WORK TO COMPLETE> Leave out the pictures and print the records below exactly.

WORKING DATA>
* * *
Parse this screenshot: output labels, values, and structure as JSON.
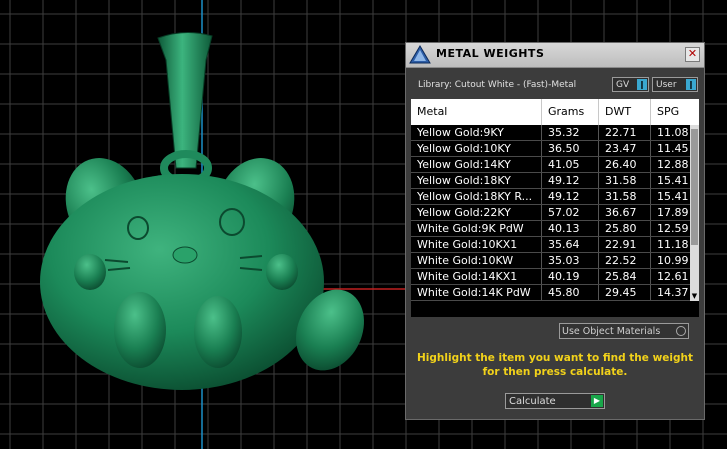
{
  "dialog": {
    "title": "METAL WEIGHTS",
    "close_glyph": "✕",
    "library_label": "Library: Cutout White - (Fast)-Metal",
    "gv_label": "GV",
    "user_label": "User",
    "arrow_glyph": "❙",
    "use_object_materials_label": "Use Object Materials",
    "instruction": "Highlight the item you want to find the weight for then press calculate.",
    "calculate_label": "Calculate",
    "play_glyph": "▶",
    "scroll_left_glyph": "◀",
    "scroll_right_glyph": "▶",
    "scroll_down_glyph": "▼"
  },
  "table": {
    "headers": [
      "Metal",
      "Grams",
      "DWT",
      "SPG"
    ],
    "rows": [
      [
        "Yellow Gold:9KY",
        "35.32",
        "22.71",
        "11.08"
      ],
      [
        "Yellow Gold:10KY",
        "36.50",
        "23.47",
        "11.45"
      ],
      [
        "Yellow Gold:14KY",
        "41.05",
        "26.40",
        "12.88"
      ],
      [
        "Yellow Gold:18KY",
        "49.12",
        "31.58",
        "15.41"
      ],
      [
        "Yellow Gold:18KY R...",
        "49.12",
        "31.58",
        "15.41"
      ],
      [
        "Yellow Gold:22KY",
        "57.02",
        "36.67",
        "17.89"
      ],
      [
        "White Gold:9K PdW",
        "40.13",
        "25.80",
        "12.59"
      ],
      [
        "White Gold:10KX1",
        "35.64",
        "22.91",
        "11.18"
      ],
      [
        "White Gold:10KW",
        "35.03",
        "22.52",
        "10.99"
      ],
      [
        "White Gold:14KX1",
        "40.19",
        "25.84",
        "12.61"
      ],
      [
        "White Gold:14K PdW",
        "45.80",
        "29.45",
        "14.37"
      ]
    ]
  },
  "icons": {
    "app_logo": "app-logo-icon",
    "close": "close-icon"
  },
  "colors": {
    "model_green": "#1f8a5c",
    "instruction_yellow": "#f2d21a",
    "viewport_grid": "#3a3a3a",
    "accent_blue": "#3aa8d0",
    "calc_green": "#19a64a"
  }
}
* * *
EXPECTED ANSWER>
Parse this screenshot: output labels, values, and structure as JSON.
{
  "dialog": {
    "title": "METAL WEIGHTS",
    "close_glyph": "✕",
    "library_label": "Library: Cutout White - (Fast)-Metal",
    "gv_label": "GV",
    "user_label": "User",
    "arrow_glyph": "❙",
    "use_object_materials_label": "Use Object Materials",
    "instruction": "Highlight the item you want to find the weight for then press calculate.",
    "calculate_label": "Calculate",
    "play_glyph": "▶",
    "scroll_left_glyph": "◀",
    "scroll_right_glyph": "▶",
    "scroll_down_glyph": "▼"
  },
  "table": {
    "headers": [
      "Metal",
      "Grams",
      "DWT",
      "SPG"
    ],
    "rows": [
      [
        "Yellow Gold:9KY",
        "35.32",
        "22.71",
        "11.08"
      ],
      [
        "Yellow Gold:10KY",
        "36.50",
        "23.47",
        "11.45"
      ],
      [
        "Yellow Gold:14KY",
        "41.05",
        "26.40",
        "12.88"
      ],
      [
        "Yellow Gold:18KY",
        "49.12",
        "31.58",
        "15.41"
      ],
      [
        "Yellow Gold:18KY R...",
        "49.12",
        "31.58",
        "15.41"
      ],
      [
        "Yellow Gold:22KY",
        "57.02",
        "36.67",
        "17.89"
      ],
      [
        "White Gold:9K PdW",
        "40.13",
        "25.80",
        "12.59"
      ],
      [
        "White Gold:10KX1",
        "35.64",
        "22.91",
        "11.18"
      ],
      [
        "White Gold:10KW",
        "35.03",
        "22.52",
        "10.99"
      ],
      [
        "White Gold:14KX1",
        "40.19",
        "25.84",
        "12.61"
      ],
      [
        "White Gold:14K PdW",
        "45.80",
        "29.45",
        "14.37"
      ]
    ]
  },
  "icons": {
    "app_logo": "app-logo-icon",
    "close": "close-icon"
  },
  "colors": {
    "model_green": "#1f8a5c",
    "instruction_yellow": "#f2d21a",
    "viewport_grid": "#3a3a3a",
    "accent_blue": "#3aa8d0",
    "calc_green": "#19a64a"
  }
}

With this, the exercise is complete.